  16. What did De Wit's scanning results show about the neural correlates for each of the learning types then?
    • Goal-directed: greater ventro-medial PFC activation
    • Habit: greater dorso-medial PFC activation
    • During devaluation phase: ventral medial PFC activation higher in goal-directed control trials. (Positive correlation between accuracy in outcome devaluation test and vmPFC activation).
  17. Describe the study which suggested that a particular brain region is sensitive to incentive value of reinforcers.
    • Valentin et al (2007) (fMRI study)
    • 1. Participants first learned association between visual stimulus and food reward (chocolate or tomato) with probability of .4.
    • Choosing the other visual stimulus (out of 2) would produce common outcome (orange juice) of .3
    • So, one action will produce food reward of .7 and the other .3
    • Also a control trial with tasteless liquid reward (neutral)
    • Result: as number of blocks/trials increase -> the more number of high probability choices for rewarding outcomes (but stayed same for neutral)
    • ALSO - medial orbitofrontal cortex (part of vmPFC) activation in rearding outcome.
    • 2. After training in scanner, participants consumed one outcome to satiation (to the full) decreasing the incentive value of the outcome
    • Then they did the same instrumental choice procedure
    • Result: after devaluation by satiation, greater medial & central PFC activity in valued condition (compared to devalued)

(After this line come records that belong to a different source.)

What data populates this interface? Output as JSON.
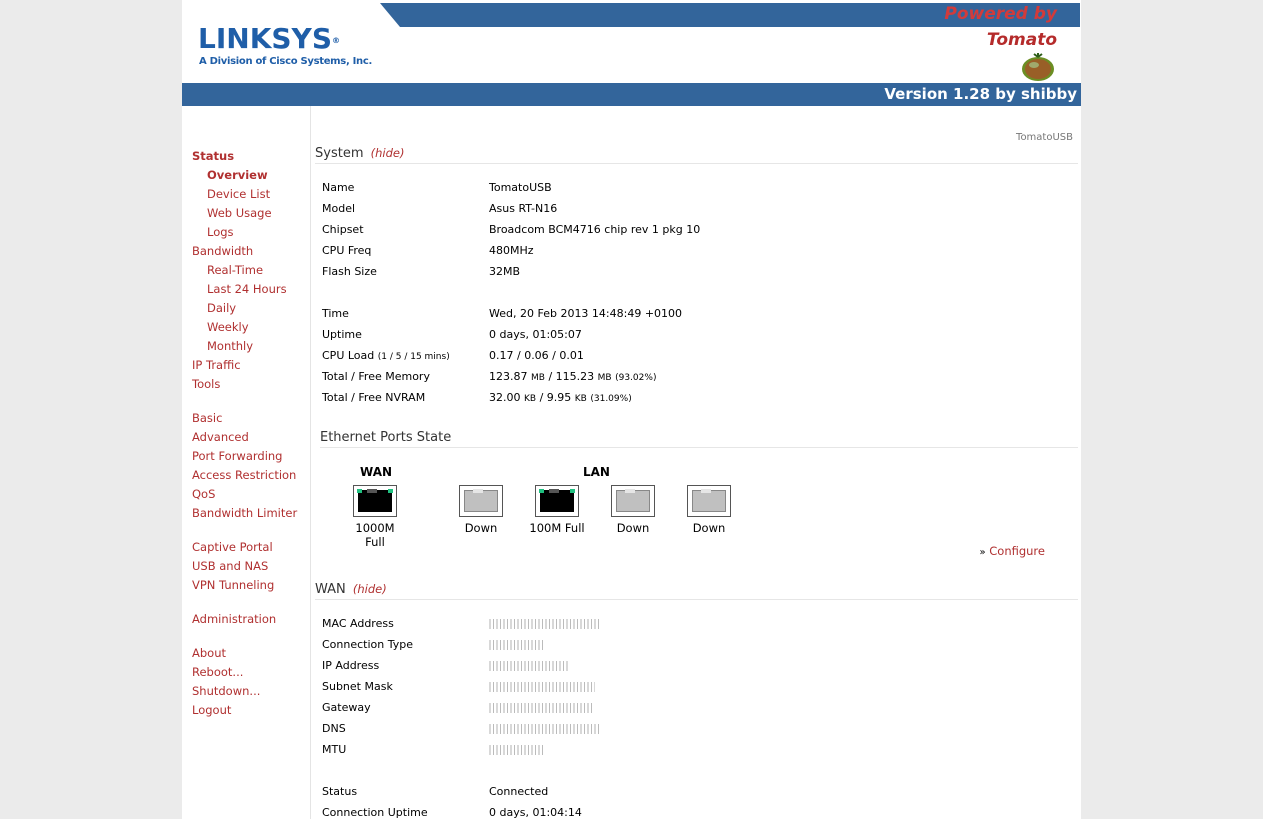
{
  "header": {
    "brand": "LINKSYS",
    "brand_sub": "A Division of Cisco Systems, Inc.",
    "powered_by": "Powered by",
    "tomato": "Tomato",
    "version": "Version 1.28 by shibby",
    "bar_color": "#33659b"
  },
  "nav": {
    "items": [
      {
        "label": "Status",
        "active": true
      },
      {
        "label": "Overview",
        "active": true
      },
      {
        "label": "Device List"
      },
      {
        "label": "Web Usage"
      },
      {
        "label": "Logs"
      },
      {
        "label": "Bandwidth"
      },
      {
        "label": "Real-Time"
      },
      {
        "label": "Last 24 Hours"
      },
      {
        "label": "Daily"
      },
      {
        "label": "Weekly"
      },
      {
        "label": "Monthly"
      },
      {
        "label": "IP Traffic"
      },
      {
        "label": "Tools"
      },
      {
        "label": "Basic"
      },
      {
        "label": "Advanced"
      },
      {
        "label": "Port Forwarding"
      },
      {
        "label": "Access Restriction"
      },
      {
        "label": "QoS"
      },
      {
        "label": "Bandwidth Limiter"
      },
      {
        "label": "Captive Portal"
      },
      {
        "label": "USB and NAS"
      },
      {
        "label": "VPN Tunneling"
      },
      {
        "label": "Administration"
      },
      {
        "label": "About"
      },
      {
        "label": "Reboot..."
      },
      {
        "label": "Shutdown..."
      },
      {
        "label": "Logout"
      }
    ],
    "link_color": "#b03030"
  },
  "content": {
    "site_name": "TomatoUSB",
    "system": {
      "title": "System",
      "hide": "(hide)",
      "rows": [
        {
          "label": "Name",
          "value": "TomatoUSB"
        },
        {
          "label": "Model",
          "value": "Asus RT-N16"
        },
        {
          "label": "Chipset",
          "value": "Broadcom BCM4716 chip rev 1 pkg 10"
        },
        {
          "label": "CPU Freq",
          "value": "480MHz"
        },
        {
          "label": "Flash Size",
          "value": "32MB"
        },
        {
          "label": "Time",
          "value": "Wed, 20 Feb 2013 14:48:49 +0100"
        },
        {
          "label": "Uptime",
          "value": "0 days, 01:05:07"
        },
        {
          "label": "CPU Load",
          "label_small": "(1 / 5 / 15 mins)",
          "value": "0.17 / 0.06 / 0.01"
        },
        {
          "label": "Total / Free Memory",
          "value_parts": [
            "123.87",
            "MB",
            "/ 115.23",
            "MB",
            "(93.02%)"
          ]
        },
        {
          "label": "Total / Free NVRAM",
          "value_parts": [
            "32.00",
            "KB",
            "/ 9.95",
            "KB",
            "(31.09%)"
          ]
        }
      ]
    },
    "ethernet": {
      "title": "Ethernet Ports State",
      "wan_label": "WAN",
      "lan_label": "LAN",
      "ports": [
        {
          "status": "1000M Full",
          "up": true
        },
        {
          "status": "Down",
          "up": false
        },
        {
          "status": "100M Full",
          "up": true
        },
        {
          "status": "Down",
          "up": false
        },
        {
          "status": "Down",
          "up": false
        }
      ],
      "configure": "Configure"
    },
    "wan": {
      "title": "WAN",
      "hide": "(hide)",
      "rows": [
        {
          "label": "MAC Address"
        },
        {
          "label": "Connection Type"
        },
        {
          "label": "IP Address"
        },
        {
          "label": "Subnet Mask"
        },
        {
          "label": "Gateway"
        },
        {
          "label": "DNS"
        },
        {
          "label": "MTU"
        },
        {
          "label": "Status",
          "value": "Connected"
        },
        {
          "label": "Connection Uptime",
          "value": "0 days, 01:04:14"
        }
      ]
    }
  }
}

    • These two scanning results suggest that this region (vmPFC area) is sensitive to the incentive value of reinforcers.
Card Set
Learning Pt3 PBS5
Lec3 - Instrumental conditioning